Originally formed by two members of Asphyx when their band went on hiatus, Soulburn resurfaced under their original moniker in 2014, after a hiatus of their own and a stint carrying the name To The Gallows during which Rogga Johanssen briefly joined the line-up. Nowadays, the cast still includes founding member Eric Daniels, as well as Legion of the Damned guitarist Twan van Geel and Graceless members Remco Kreft and Marc Verhaar. On paper, a team like this should be able to make a pretty killer record.” Death reclamation.

Celestial Season – The Secret Teachings Review

Celestial Season – The Secret Teachings Review

“Talk about unexpectedly bumping into a long lost friend! Back in the 90s when the doom death movement was new and being driven by the “Peaceville Three,” there was a lesser known Dutch group called Celestial Season trying to horn in on the grimly emo fun. I first encountered them when I bought their 1995 sophomore album Solar Lovers and ended up quite taken with their gloomy yet accessible style. There were some great moments and I even loved their rendition of Ultravox‘s classic 80s hit “Vienna.” After that I never heard from Celestial Season again.” Surprise homework assignment!

Molassess – Through the Hollow Review

Molassess – Through the Hollow Review

“In 2006, siblings Selim and Farida Lemouchi started a psychedelic occult rock band called The Devil’s Blood. In 2013, it collapsed. During its existence, the band drew a loyal following in underground music. Its music balanced retro occult and innovative psych rock. Selim, guitar player and spiritual heart of the band, was uncompromising in his vision, resulting in shows that were as much Satanic rituals as they were concerts, including buckets of pig blood and candles all over the place. In 2014, after struggling with depression for much of his existence, Selim requested permission to die from his mother and sister shortly before taking his own life. 5 years later, Roadburn overlord Walter Hoeijmakers asked the former members of The Devil’s Blood whether they would be interested in creating a commissioned piece of music. Molassess was born.” Blood and life travel strange pathways.

Ayreon – Transitus Review

Ayreon – Transitus Review

“There’s nobody quite like Arjen Anthony Lucassen.
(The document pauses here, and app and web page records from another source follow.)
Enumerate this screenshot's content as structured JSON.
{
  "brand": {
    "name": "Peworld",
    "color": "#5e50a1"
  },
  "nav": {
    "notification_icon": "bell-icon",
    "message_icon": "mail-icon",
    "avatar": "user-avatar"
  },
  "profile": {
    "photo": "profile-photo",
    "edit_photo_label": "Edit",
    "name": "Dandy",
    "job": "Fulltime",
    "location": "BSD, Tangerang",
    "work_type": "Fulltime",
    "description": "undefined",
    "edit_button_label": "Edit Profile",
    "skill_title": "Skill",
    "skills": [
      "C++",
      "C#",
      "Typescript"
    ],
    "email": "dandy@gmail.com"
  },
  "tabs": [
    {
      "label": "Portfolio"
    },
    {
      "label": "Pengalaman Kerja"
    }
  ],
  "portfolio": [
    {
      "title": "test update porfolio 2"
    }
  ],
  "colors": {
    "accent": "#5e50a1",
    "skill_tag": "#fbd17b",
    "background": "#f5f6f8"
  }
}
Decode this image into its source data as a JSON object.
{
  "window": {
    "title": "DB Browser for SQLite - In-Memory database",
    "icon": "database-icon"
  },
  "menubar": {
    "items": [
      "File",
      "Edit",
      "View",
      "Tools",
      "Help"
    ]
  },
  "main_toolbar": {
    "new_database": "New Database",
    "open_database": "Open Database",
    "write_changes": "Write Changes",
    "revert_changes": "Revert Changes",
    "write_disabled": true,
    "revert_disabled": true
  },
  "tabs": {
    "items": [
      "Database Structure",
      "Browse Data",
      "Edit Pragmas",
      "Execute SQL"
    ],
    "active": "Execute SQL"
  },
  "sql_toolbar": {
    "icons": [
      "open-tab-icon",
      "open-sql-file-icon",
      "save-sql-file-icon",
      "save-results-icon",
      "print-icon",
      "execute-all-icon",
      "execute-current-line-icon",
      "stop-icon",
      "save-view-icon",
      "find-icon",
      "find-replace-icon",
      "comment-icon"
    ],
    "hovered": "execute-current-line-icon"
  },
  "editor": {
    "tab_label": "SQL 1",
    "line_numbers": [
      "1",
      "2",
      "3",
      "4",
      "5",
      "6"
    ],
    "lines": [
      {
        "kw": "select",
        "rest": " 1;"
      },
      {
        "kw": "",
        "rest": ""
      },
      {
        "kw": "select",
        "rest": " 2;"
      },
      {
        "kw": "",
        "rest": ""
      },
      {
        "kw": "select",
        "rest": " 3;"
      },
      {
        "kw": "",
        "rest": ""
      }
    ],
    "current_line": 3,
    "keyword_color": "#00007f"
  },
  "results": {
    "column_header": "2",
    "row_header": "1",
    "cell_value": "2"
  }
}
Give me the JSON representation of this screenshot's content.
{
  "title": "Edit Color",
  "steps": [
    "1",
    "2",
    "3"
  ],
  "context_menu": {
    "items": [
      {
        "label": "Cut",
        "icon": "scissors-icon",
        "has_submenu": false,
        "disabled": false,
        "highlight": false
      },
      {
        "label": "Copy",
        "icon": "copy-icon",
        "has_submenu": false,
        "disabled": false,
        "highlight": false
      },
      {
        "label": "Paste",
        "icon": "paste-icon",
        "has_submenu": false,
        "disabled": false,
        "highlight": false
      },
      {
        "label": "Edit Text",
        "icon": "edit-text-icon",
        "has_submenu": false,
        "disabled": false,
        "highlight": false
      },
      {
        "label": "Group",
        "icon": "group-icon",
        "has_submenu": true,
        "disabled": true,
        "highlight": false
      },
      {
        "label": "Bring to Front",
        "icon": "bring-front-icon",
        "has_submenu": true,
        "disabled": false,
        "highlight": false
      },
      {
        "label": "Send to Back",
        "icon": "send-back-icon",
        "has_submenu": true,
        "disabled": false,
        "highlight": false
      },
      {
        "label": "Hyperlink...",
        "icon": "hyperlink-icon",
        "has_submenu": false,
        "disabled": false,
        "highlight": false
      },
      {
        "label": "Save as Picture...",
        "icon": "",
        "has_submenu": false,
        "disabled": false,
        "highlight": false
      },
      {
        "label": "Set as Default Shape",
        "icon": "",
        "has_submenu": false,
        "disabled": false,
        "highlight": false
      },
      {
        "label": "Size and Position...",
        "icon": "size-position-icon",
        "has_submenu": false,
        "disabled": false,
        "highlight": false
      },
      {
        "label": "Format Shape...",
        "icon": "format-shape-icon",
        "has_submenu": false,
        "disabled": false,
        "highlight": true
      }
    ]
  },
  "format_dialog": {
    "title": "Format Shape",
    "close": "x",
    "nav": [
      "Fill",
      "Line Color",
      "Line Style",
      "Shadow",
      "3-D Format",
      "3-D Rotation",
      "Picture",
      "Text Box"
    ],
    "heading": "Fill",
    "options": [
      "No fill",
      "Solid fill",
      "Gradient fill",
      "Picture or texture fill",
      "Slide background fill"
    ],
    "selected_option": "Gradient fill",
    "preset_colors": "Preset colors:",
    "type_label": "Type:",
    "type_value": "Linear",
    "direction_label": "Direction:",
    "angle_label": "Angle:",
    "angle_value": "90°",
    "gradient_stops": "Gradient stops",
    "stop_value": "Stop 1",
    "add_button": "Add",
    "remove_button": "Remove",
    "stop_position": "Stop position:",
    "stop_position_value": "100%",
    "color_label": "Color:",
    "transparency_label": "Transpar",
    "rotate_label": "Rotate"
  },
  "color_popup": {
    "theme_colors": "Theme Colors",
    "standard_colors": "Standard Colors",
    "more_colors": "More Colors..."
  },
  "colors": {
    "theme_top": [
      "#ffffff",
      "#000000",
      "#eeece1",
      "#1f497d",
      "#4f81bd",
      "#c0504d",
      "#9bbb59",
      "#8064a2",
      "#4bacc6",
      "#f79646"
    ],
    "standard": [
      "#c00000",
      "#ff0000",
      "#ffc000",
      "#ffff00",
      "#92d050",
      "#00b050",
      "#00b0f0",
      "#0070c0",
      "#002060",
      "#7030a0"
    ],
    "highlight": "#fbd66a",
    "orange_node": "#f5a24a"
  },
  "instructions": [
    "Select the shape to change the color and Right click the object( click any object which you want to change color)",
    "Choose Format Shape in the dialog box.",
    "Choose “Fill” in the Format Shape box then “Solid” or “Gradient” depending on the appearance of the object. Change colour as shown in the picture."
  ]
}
Sure, Tobias Sammet of Avantasia is the other big metal opera guy, but he can’t match Arjen for variety or quality. Besides the prog/power sound of Ayreon‘s core albums, his other successes include the gorgeous classical instrumentation of The Gentle Storm, the mopey Porcupine Tree prog of Guilt Machine, and more.” Show tunes on show.

Burial Remains – Spawn of Chaos Review

Burial Remains – Spawn of Chaos Review

“Today marks not only my 100th full review here at AMG, but also the first time that I will be covering a band for the second time. Double milestone! Just over a year ago, I wrote about Trinity of Deception, the debut full-length from Dutch band Burial Remains. It was thoroughly enjoyable, if somewhat unremarkable in the songwriting department, but its primary victory was in achieving the quintessential Swedish death metal sound. Recent re-listening reminded me just how potent the band’s HM-2 attack can be, so I’ve been mixing and stockpiling two-stroke gasoline to prepare for all of the chainsawing I expect to hear on follow-up Spawn of Chaos.” The saw is the law.